The two-naveled woman in question is Connie Escobar, a spoiled, selfish, and delusional Filipina who travels to Hong Kong in search of a treatment for her condition from a horse doctor. Note that there is a moment when Connie relents, much later in the book, but the author thought it would be more meaningful or some shit to fade-to-black at the last possible moment, since it shouldn't fucking matter whether she actually has two navels or not, and the title is supposed to double as a fucking metaphor. Each of their lives will never be the same, and they'll be forced to face the actions of the past, present, and future, regardless of whether these actions were, are, or will be theirs to make.If you beget a monster of a child it could prove you were rather monstrous yourself.But the story truly begins with Concha Vidal, Connie's flighty mother who's experienced much heartbreak and disillusion throughout each era she experiences. When she returns, she asks him to marry her daughter Connie, in order to obtain the happiness of the two people she cares about most in this world."If your hands were not clean, your good actions had grimmer and more relentless consequences than your sins."Unbeknownst to anyone, Connie has been corrupted by her mother's past and this very decision, which leads the little girl on the path to insanity, for lack of a better word. Although they're old, written before she was even born, they contain every excruciating detail of her husband and her mother's past relationship, something they'd kept secret for a very good reason. blank sheet that really only serves to ask Connie questions and inadvertently draw her closer to mess up their lives even further. Following behind is his father Doctor Monson, a demented old man who seeks to go back to the good ol' days by becoming a druggie, and his brother Father Tony, a priest who begins to question if he's cut out for his line of work. People can't be good unless they know they're free to be bad if they wanted to."If this whole thing wasn't a mess already, Connie's narratives get confusing as hell towards the end. They were apart of the past and so needed to be left behind, but I wanted Macho and Connie to ride off into the sunset, especially after Macho confesses that he had grown to love his little wife and forgotten all about her mother, which he'd only realized until that moment. And what the fuck was up with Connie and Doctor Monson having some dipshit, meaningful conversation in his final moments? I felt a burning hatred for every single character and every one of their stupid actions but still, I couldn't, which leaves me to my next point. Perhaps Connie needed to take that idiotic confrontation with Doctor Monson on his deathbed. Perhaps Connie needed to take that *coughs* unconventional step of courage.

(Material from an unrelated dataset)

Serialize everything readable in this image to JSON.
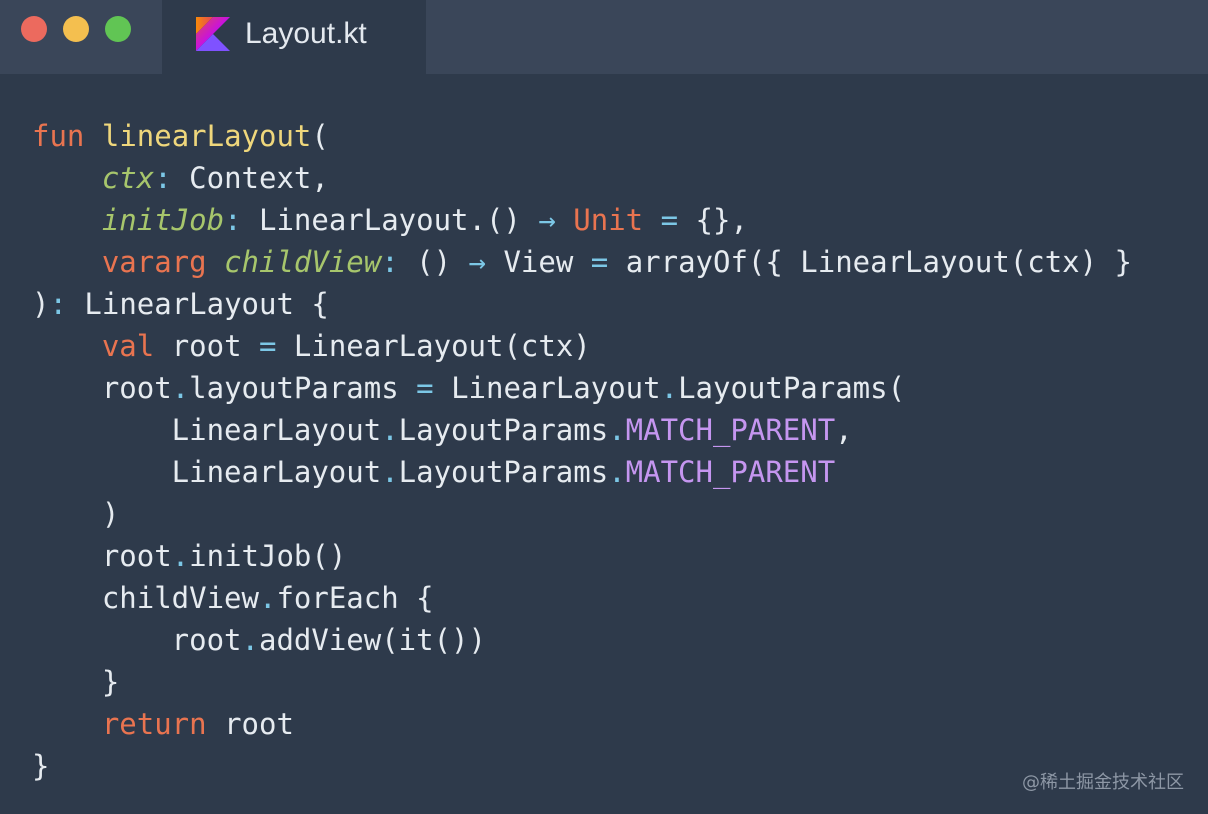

Perhaps Macho needed to shoot Concha and himself in the fucking head instead of Connie starting over with him and living happily ever after.

Joaquin wrote this on a different time and yet its significance remains to be relevant. Overall, Joaquin's work is worth the pride of the Filipinos.